US firm launches first ever tourist guide to Kurdistan

It is likely to boast of the beautiful scenery, ancient treasures and interesting archaeology to be found in the semi-autonomous region

However, tourists may still be hesitant due to the proximity of the IS militants.

Those fancying a holiday with a difference will soon be able to thumb through the first ever guide to Kurdistan – although whether anyone will be keen to take a break quite so close to ISIS’s murdering hordes remains to be seen.

The 400-page guide which includes more than 600 pictures is sure to boast of the amazing archaeology, the ancient bazaars and even the snow-covered mountains to be found in the semi-autonomous region.

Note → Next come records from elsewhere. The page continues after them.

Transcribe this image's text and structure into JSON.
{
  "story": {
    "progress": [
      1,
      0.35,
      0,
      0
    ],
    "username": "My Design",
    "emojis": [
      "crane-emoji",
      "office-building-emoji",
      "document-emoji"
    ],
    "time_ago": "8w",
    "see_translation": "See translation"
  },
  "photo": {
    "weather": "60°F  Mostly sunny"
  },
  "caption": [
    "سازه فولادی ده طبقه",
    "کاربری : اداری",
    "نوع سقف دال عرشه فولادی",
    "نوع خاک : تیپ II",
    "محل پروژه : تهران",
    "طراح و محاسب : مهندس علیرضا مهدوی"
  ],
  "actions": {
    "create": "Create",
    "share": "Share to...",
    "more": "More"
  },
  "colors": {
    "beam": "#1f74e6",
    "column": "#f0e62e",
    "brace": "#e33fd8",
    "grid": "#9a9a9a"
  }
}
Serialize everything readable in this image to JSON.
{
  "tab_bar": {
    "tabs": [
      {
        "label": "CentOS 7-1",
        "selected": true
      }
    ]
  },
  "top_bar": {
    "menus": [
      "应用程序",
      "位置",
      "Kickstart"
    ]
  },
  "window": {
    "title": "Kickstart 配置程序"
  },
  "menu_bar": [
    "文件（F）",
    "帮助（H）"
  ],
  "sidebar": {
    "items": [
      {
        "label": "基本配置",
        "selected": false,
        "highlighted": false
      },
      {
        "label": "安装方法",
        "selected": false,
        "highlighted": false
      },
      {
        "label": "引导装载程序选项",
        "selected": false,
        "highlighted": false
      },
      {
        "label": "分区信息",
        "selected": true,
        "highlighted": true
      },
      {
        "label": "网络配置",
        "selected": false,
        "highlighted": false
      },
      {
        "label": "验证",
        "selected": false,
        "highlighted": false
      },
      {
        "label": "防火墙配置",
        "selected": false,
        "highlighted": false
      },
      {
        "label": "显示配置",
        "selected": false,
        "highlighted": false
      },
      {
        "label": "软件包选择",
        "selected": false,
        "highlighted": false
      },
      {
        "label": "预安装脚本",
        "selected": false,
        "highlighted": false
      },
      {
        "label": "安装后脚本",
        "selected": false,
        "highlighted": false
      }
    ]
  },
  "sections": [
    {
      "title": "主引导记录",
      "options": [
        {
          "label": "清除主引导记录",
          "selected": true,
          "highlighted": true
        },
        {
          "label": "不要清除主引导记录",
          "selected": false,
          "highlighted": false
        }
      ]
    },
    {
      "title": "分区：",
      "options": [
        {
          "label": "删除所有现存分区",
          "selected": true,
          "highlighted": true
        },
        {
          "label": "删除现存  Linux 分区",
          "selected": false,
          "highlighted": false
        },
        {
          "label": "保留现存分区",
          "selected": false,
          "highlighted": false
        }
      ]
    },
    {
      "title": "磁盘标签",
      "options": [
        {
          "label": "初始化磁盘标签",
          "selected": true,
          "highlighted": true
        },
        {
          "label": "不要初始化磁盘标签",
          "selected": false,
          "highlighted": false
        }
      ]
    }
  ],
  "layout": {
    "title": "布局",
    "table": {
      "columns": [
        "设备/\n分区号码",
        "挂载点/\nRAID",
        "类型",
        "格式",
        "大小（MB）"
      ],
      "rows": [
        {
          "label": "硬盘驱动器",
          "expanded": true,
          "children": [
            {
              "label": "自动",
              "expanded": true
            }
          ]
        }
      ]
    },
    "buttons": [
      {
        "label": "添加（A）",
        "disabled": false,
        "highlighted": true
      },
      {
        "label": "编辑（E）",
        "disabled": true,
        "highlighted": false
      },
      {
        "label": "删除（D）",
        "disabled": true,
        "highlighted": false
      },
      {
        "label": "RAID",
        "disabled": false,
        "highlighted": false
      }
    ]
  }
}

All the same, the American entrepreneurs behind the new book have decided that now is a great time to launch Kurdistan Tour Guide.

Dr Douglas Layton, owner of Kurdistan Iraq Tours, said: ‘When I told my friends in America we were going to publish the book, they thought I was a little bit strange.’

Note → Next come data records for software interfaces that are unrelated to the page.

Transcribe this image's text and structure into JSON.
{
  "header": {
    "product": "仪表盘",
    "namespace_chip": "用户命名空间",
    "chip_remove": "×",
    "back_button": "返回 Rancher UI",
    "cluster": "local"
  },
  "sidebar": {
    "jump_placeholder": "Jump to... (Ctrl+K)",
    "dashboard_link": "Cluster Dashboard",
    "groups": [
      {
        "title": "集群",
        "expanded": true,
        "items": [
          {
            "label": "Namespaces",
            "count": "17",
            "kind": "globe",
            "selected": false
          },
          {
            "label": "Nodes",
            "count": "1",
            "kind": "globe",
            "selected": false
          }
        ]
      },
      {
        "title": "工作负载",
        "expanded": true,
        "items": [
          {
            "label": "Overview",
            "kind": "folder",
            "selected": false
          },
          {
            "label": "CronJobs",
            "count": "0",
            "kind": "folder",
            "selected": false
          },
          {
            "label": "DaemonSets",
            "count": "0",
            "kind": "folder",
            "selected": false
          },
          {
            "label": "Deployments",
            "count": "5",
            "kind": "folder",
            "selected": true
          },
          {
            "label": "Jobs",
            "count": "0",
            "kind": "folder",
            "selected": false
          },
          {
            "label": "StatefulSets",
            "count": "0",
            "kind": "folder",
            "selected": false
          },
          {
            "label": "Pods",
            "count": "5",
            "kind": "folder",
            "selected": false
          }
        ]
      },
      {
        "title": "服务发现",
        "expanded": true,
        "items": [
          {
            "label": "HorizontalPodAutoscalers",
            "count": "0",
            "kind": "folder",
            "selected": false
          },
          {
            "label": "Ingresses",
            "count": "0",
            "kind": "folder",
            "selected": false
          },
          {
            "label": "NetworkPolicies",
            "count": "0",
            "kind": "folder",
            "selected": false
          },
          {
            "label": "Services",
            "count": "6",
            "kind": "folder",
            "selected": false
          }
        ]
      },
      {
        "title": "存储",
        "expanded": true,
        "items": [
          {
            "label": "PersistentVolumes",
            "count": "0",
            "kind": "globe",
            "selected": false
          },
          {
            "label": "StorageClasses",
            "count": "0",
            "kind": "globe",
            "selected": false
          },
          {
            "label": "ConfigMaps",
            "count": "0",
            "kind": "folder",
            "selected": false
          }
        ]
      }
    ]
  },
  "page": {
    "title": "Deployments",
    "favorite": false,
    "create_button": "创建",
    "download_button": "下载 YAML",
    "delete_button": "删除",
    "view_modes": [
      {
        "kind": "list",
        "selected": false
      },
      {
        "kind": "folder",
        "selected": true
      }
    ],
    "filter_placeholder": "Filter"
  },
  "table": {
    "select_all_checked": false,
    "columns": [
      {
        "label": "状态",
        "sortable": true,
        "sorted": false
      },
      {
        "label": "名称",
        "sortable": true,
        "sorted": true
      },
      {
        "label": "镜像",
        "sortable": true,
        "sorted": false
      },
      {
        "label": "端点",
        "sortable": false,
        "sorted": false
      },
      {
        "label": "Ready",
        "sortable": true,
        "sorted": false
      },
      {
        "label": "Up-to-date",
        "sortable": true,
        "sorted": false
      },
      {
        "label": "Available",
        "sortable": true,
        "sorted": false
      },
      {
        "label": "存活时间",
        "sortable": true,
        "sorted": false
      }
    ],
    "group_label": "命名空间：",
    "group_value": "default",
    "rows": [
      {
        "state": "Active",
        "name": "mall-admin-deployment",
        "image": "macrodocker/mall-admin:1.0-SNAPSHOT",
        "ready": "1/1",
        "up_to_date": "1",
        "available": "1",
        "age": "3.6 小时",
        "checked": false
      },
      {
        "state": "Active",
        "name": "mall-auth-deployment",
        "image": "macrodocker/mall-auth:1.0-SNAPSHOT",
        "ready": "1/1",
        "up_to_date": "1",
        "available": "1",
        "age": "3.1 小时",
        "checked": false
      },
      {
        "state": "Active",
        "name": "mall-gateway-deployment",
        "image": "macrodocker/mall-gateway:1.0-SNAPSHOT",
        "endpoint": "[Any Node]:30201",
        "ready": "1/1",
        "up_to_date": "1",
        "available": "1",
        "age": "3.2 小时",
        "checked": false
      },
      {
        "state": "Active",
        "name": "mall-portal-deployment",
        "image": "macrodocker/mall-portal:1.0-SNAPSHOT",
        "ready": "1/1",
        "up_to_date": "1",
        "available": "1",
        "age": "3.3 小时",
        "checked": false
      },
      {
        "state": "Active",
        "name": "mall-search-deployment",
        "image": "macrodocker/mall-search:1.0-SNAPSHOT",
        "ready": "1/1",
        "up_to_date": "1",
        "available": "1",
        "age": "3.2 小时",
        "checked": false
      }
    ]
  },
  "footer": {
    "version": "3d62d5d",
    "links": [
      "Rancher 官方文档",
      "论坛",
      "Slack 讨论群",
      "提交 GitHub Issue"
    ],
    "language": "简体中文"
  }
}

But, he added, “ISIS has done a lot of public relations for us already: all we have to do is turn a negative into a positive.”

Dr. Layton and his colleague Harry Schute, a retired American army colonel, have more than 25 years experience in the area.

And they are used to working in conditions which may seem to others to be business.

The duo’s first travel business The Other Iraq Tours launched in 2008 – a period when the war was still on-going.

In fact, the tour company was going from strength to strength until ISIS captured Mosul, just an hour-and-half’s drive from Erbil, in June last year.

Ever since, Western media has been filled with pictures and stories of the horrific acts committed by the Islamic extremists – putting off even the bravest of travellers.

What’s more, the militants have also gone out of their way to destroy some of the buildings and artefacts which draw people to the region.

So Dr Layton and Col Schute decided to give the tourist industry in the north of Iraq a bit of a push, hoping to entice people back to the area, part of the ‘cradle of civilisation’.

They began a new division of the company, called Kurdistan Iraq Tours.

The first seven-day trip, priced at £3,500 ($5,475) a person, takes place this June, stopping in cities like Erbil and Duhok, as well visiting Neanderthal caves, ancient monasteries and the ruins of one of Saddam Hussein’s palaces – among other things.

Dr Layton said that he was certain it was Kurdistan’s turn to be considered the next ‘hot’ destinations for adventurous tourists.

‘Theyre looking for something fresh, and we have it to offer,’ he said.